This time, however, La Russa didn't take the ball from Motte until he recorded the final out of the game on a strikeout of pinch-hitter Casey McGehee. It has become one of Motte's customs to give the game ball to his manager after converting a save.
"A couple weeks ago, I got a save and I got the ball, and I flipped it up in the stands and he was like, 'Woah, was that the game ball?' and I was like, 'Yeah, do you want it?' and he's like, 'Yeah,'" Motte said. "And I was like, 'Oh, well OK.' So now if I get the last out, I just come up and hand it to him. It's just one of those things."
Motte has earned the trust of La Russa considering his success during the regular season, with a 2.25 ERA with 63 strikeouts compared to 16 walks over 68 innings. He also posted a 2.00 ERA in 10 save situations, blowing just one save that was the result of an error by right fielder Corey Patterson against the Phillies on Sept. 16.

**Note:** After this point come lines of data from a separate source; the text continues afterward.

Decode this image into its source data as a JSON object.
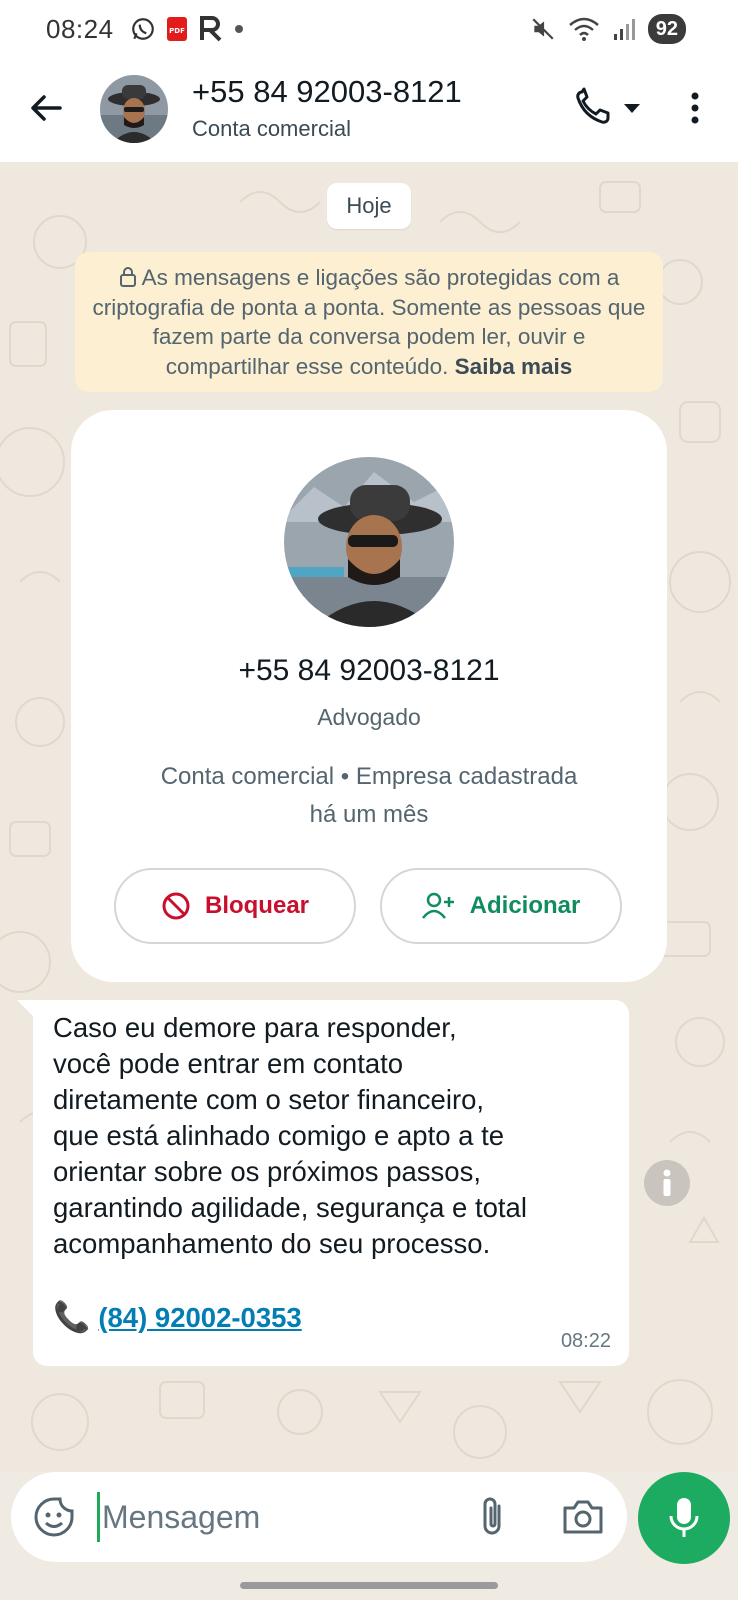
{
  "status_bar": {
    "time": "08:24",
    "battery": "92",
    "left_icons": [
      "whatsapp-icon",
      "pdf-icon",
      "r-app-icon",
      "dot-icon"
    ],
    "right_icons": [
      "mute-icon",
      "wifi-icon",
      "signal-icon"
    ]
  },
  "header": {
    "title": "+55 84 92003-8121",
    "subtitle": "Conta comercial",
    "icons": [
      "back-arrow-icon",
      "phone-icon",
      "caret-down-icon",
      "more-vert-icon"
    ]
  },
  "chat": {
    "date_chip": "Hoje",
    "encryption_notice": {
      "text": "As mensagens e ligações são protegidas com a criptografia de ponta a ponta. Somente as pessoas que fazem parte da conversa podem ler, ouvir e compartilhar esse conteúdo.",
      "link": "Saiba mais"
    },
    "business_card": {
      "phone": "+55 84 92003-8121",
      "role": "Advogado",
      "info_line1": "Conta comercial • Empresa cadastrada",
      "info_line2": "há um mês",
      "block_label": "Bloquear",
      "add_label": "Adicionar"
    },
    "message": {
      "text": "Caso eu demore para responder,\nvocê pode entrar em contato\ndiretamente com o setor financeiro,\nque está alinhado comigo e apto a te\norientar sobre os próximos passos,\ngarantindo agilidade, segurança e total\nacompanhamento do seu processo.",
      "emoji": "📞",
      "link": "(84) 92002-0353",
      "time": "08:22"
    }
  },
  "composer": {
    "placeholder": "Mensagem",
    "value": ""
  },
  "colors": {
    "accent_green": "#1daa61",
    "block_red": "#c8102e",
    "add_green": "#128c5e",
    "link_blue": "#027eb5",
    "encryption_bg": "#fcefd2",
    "chat_bg": "#efe8de"
  }
}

"He's been impressive all year," said left-hander Marc Rzepczynski, who struck out Prince Fielder in the eighth before handing the ball over to Motte. "So knowing him, and seeing what he's been doing, you can't ask for anything more from him."
The Cardinals certainly couldn't have asked for much more from Motte in Game 3, as his fastball was electric -- it averaged 97.6 mph and helped him register three swinging strikeouts, according to MLB.com's Pitch F/X data -- and he needed just 16 pitches to record four outs.
"When you see 96 to 99 coming out of there with nice sliders," Brewers manager Ron Roenicke said, "I think it's really good."
Motte came in with two outs in the eighth and promptly struck out Rickie Weeks on a 99-mph fastball before coming back out for the ninth. He picked up right where he left off in the previous frame, getting Jerry Hairston to ground out on a first-pitch fastball before whiffing Yuniesky Betancourt on a 97-mph fastball and McGehee on a 98-mph heater.
It was a crucial multi-inning save -- Motte's fourth of the season and second in the playoffs -- but it didn't surprise his teammates, who have come to expect big things from Motte.
"He's been great," center fielder Jon Jay said. "He's been going out there and throwing strikes, and [he] has really been shutting the door there at the end."